Members: Drs Cecilia Baxter, Edmonton, Alberta (1998-2004); Mark Feldman, Toronto, Ontario; William James, Ottawa, Ontario (2002-2004); Mia Lang, Edmonton, Alberta; Denis Leduc, Montreal, Quebec (chair, 1998-2004); Cheryl Mutch, Burnaby, British Columbia; Michelle Ponti, London, Ontario (chair); Linda Spigelblatt, Montreal, Quebec; Sandra Woods, Val-d’Or, Quebec (1998-2004); David Wong, Summerside, Prince Edward Island (board representative)
Liaison: Dr Richard Haber, Montreal, Quebec (Community Paediatrics Section, Canadian Paediatric Society)
Principal author: Dr Linda Spigelblatt, Hôpital Maisonneuve-Rosemont, Montreal, Quebec

Posted March 2005
Disclaimer: The recommendations in this position statement do not indicate an exclusive course of treatment or procedure to be followed.
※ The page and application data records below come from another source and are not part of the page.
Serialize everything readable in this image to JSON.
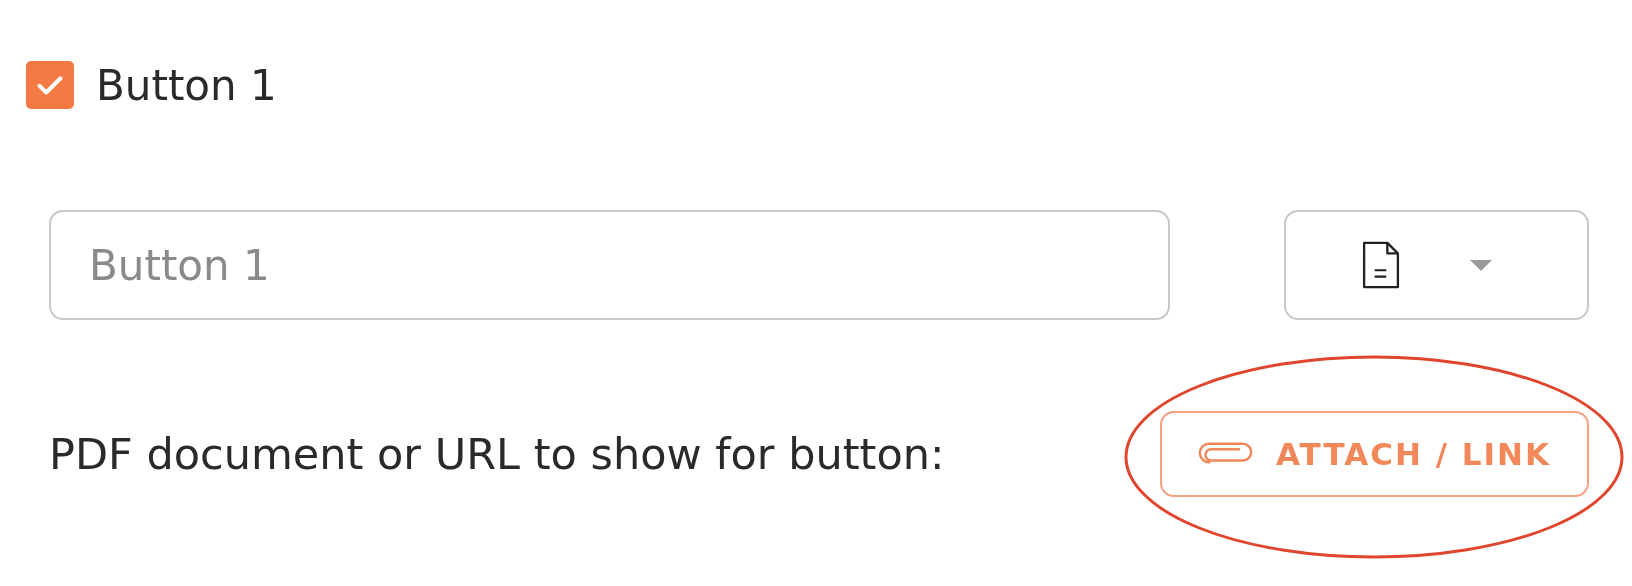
{
  "checkbox": {
    "label": "Button 1",
    "checked": true
  },
  "name_field": {
    "placeholder": "Button 1"
  },
  "attachment_label": "PDF document or URL to show for button:",
  "attach_button": {
    "label": "ATTACH / LINK"
  }
}
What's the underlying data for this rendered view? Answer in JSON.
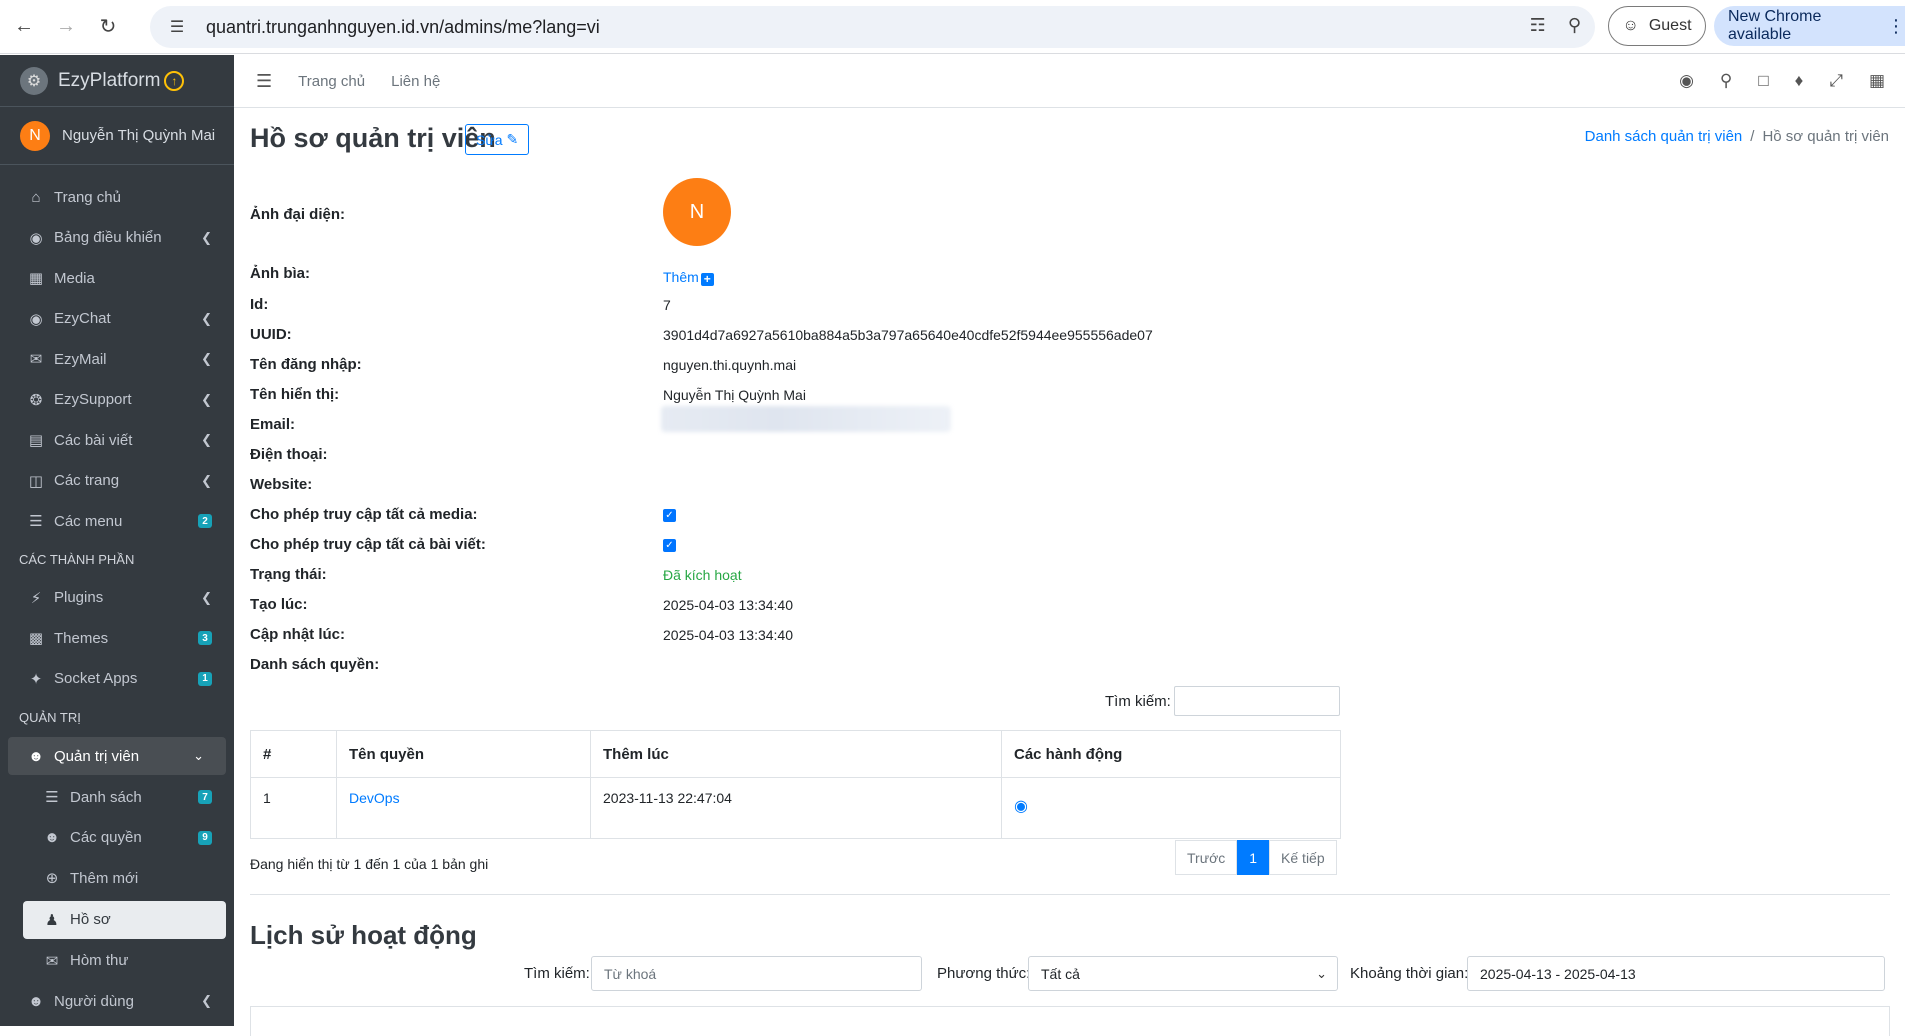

Variations, taking into account individual circumstances, may be appropriate. Internet addresses are current at time of publication.